About this exercise: Could you please retype all of the records exactly, skipping any pictures?

(Data about app and page elements)
────────────────
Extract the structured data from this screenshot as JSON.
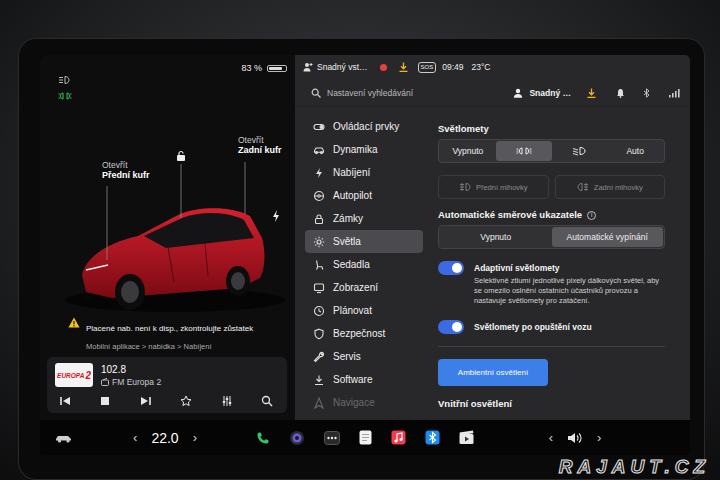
{
  "left_panel": {
    "battery": {
      "text": "83 %",
      "level": 0.83
    },
    "front_trunk": {
      "action": "Otevřít",
      "label": "Přední kufr"
    },
    "rear_trunk": {
      "action": "Otevřít",
      "label": "Zadní kufr"
    },
    "alert": {
      "title": "Placené nab. není k disp., zkontrolujte zůstatek",
      "subtitle": "Mobilní aplikace > nabídka > Nabíjení"
    },
    "media": {
      "logo": "EUROPA",
      "logo_number": "2",
      "frequency": "102.8",
      "station": "FM Europa 2"
    }
  },
  "status_bar": {
    "profile": "Snadný vst…",
    "sos": "SOS",
    "time": "09:49",
    "temperature": "23°C"
  },
  "search": {
    "placeholder": "Nastavení vyhledávání",
    "profile": "Snadný …"
  },
  "menu": [
    {
      "label": "Ovládací prvky",
      "selected": false,
      "faded": false
    },
    {
      "label": "Dynamika",
      "selected": false,
      "faded": false
    },
    {
      "label": "Nabíjení",
      "selected": false,
      "faded": false
    },
    {
      "label": "Autopilot",
      "selected": false,
      "faded": false
    },
    {
      "label": "Zámky",
      "selected": false,
      "faded": false
    },
    {
      "label": "Světla",
      "selected": true,
      "faded": false
    },
    {
      "label": "Sedadla",
      "selected": false,
      "faded": false
    },
    {
      "label": "Zobrazení",
      "selected": false,
      "faded": false
    },
    {
      "label": "Plánovat",
      "selected": false,
      "faded": false
    },
    {
      "label": "Bezpečnost",
      "selected": false,
      "faded": false
    },
    {
      "label": "Servis",
      "selected": false,
      "faded": false
    },
    {
      "label": "Software",
      "selected": false,
      "faded": false
    },
    {
      "label": "Navigace",
      "selected": false,
      "faded": true
    }
  ],
  "settings": {
    "headlights": {
      "title": "Světlomety",
      "options": [
        {
          "kind": "text",
          "label": "Vypnuto",
          "selected": false
        },
        {
          "kind": "parking",
          "selected": true
        },
        {
          "kind": "lowbeam",
          "selected": false
        },
        {
          "kind": "text",
          "label": "Auto",
          "selected": false
        }
      ]
    },
    "fog_lights": [
      {
        "label": "Přední mlhovky",
        "disabled": true
      },
      {
        "label": "Zadní mlhovky",
        "disabled": true
      }
    ],
    "turn_signals": {
      "title": "Automatické směrové ukazatele",
      "info": "i",
      "options": [
        {
          "label": "Vypnuto",
          "selected": false
        },
        {
          "label": "Automatické vypínání",
          "selected": true
        }
      ]
    },
    "toggles": [
      {
        "label": "Adaptivní světlomety",
        "on": true,
        "description": "Selektivně ztlumí jednotlivé pixely dálkových světel, aby se omezilo oslnění ostatních účastníků provozu a nastavuje světlomety pro zatáčení."
      },
      {
        "label": "Světlomety po opuštění vozu",
        "on": true
      }
    ],
    "ambient_button": "Ambientní osvětlení",
    "next_section": "Vnitřní osvětlení"
  },
  "bottom_bar": {
    "temp_down": "‹",
    "temperature": "22.0",
    "temp_up": "›",
    "volume_down": "‹",
    "volume_up": "›"
  },
  "watermark": "RAJAUT.CZ"
}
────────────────
Finished task:
Extract the structured data from this screenshot as JSON.
{
  "left_panel": {
    "battery": {
      "text": "83 %",
      "level": 0.83
    },
    "front_trunk": {
      "action": "Otevřít",
      "label": "Přední kufr"
    },
    "rear_trunk": {
      "action": "Otevřít",
      "label": "Zadní kufr"
    },
    "alert": {
      "title": "Placené nab. není k disp., zkontrolujte zůstatek",
      "subtitle": "Mobilní aplikace > nabídka > Nabíjení"
    },
    "media": {
      "logo": "EUROPA",
      "logo_number": "2",
      "frequency": "102.8",
      "station": "FM Europa 2"
    }
  },
  "status_bar": {
    "profile": "Snadný vst…",
    "sos": "SOS",
    "time": "09:49",
    "temperature": "23°C"
  },
  "search": {
    "placeholder": "Nastavení vyhledávání",
    "profile": "Snadný …"
  },
  "menu": [
    {
      "label": "Ovládací prvky",
      "selected": false,
      "faded": false
    },
    {
      "label": "Dynamika",
      "selected": false,
      "faded": false
    },
    {
      "label": "Nabíjení",
      "selected": false,
      "faded": false
    },
    {
      "label": "Autopilot",
      "selected": false,
      "faded": false
    },
    {
      "label": "Zámky",
      "selected": false,
      "faded": false
    },
    {
      "label": "Světla",
      "selected": true,
      "faded": false
    },
    {
      "label": "Sedadla",
      "selected": false,
      "faded": false
    },
    {
      "label": "Zobrazení",
      "selected": false,
      "faded": false
    },
    {
      "label": "Plánovat",
      "selected": false,
      "faded": false
    },
    {
      "label": "Bezpečnost",
      "selected": false,
      "faded": false
    },
    {
      "label": "Servis",
      "selected": false,
      "faded": false
    },
    {
      "label": "Software",
      "selected": false,
      "faded": false
    },
    {
      "label": "Navigace",
      "selected": false,
      "faded": true
    }
  ],
  "settings": {
    "headlights": {
      "title": "Světlomety",
      "options": [
        {
          "kind": "text",
          "label": "Vypnuto",
          "selected": false
        },
        {
          "kind": "parking",
          "selected": true
        },
        {
          "kind": "lowbeam",
          "selected": false
        },
        {
          "kind": "text",
          "label": "Auto",
          "selected": false
        }
      ]
    },
    "fog_lights": [
      {
        "label": "Přední mlhovky",
        "disabled": true
      },
      {
        "label": "Zadní mlhovky",
        "disabled": true
      }
    ],
    "turn_signals": {
      "title": "Automatické směrové ukazatele",
      "info": "i",
      "options": [
        {
          "label": "Vypnuto",
          "selected": false
        },
        {
          "label": "Automatické vypínání",
          "selected": true
        }
      ]
    },
    "toggles": [
      {
        "label": "Adaptivní světlomety",
        "on": true,
        "description": "Selektivně ztlumí jednotlivé pixely dálkových světel, aby se omezilo oslnění ostatních účastníků provozu a nastavuje světlomety pro zatáčení."
      },
      {
        "label": "Světlomety po opuštění vozu",
        "on": true
      }
    ],
    "ambient_button": "Ambientní osvětlení",
    "next_section": "Vnitřní osvětlení"
  },
  "bottom_bar": {
    "temp_down": "‹",
    "temperature": "22.0",
    "temp_up": "›",
    "volume_down": "‹",
    "volume_up": "›"
  },
  "watermark": "RAJAUT.CZ"
}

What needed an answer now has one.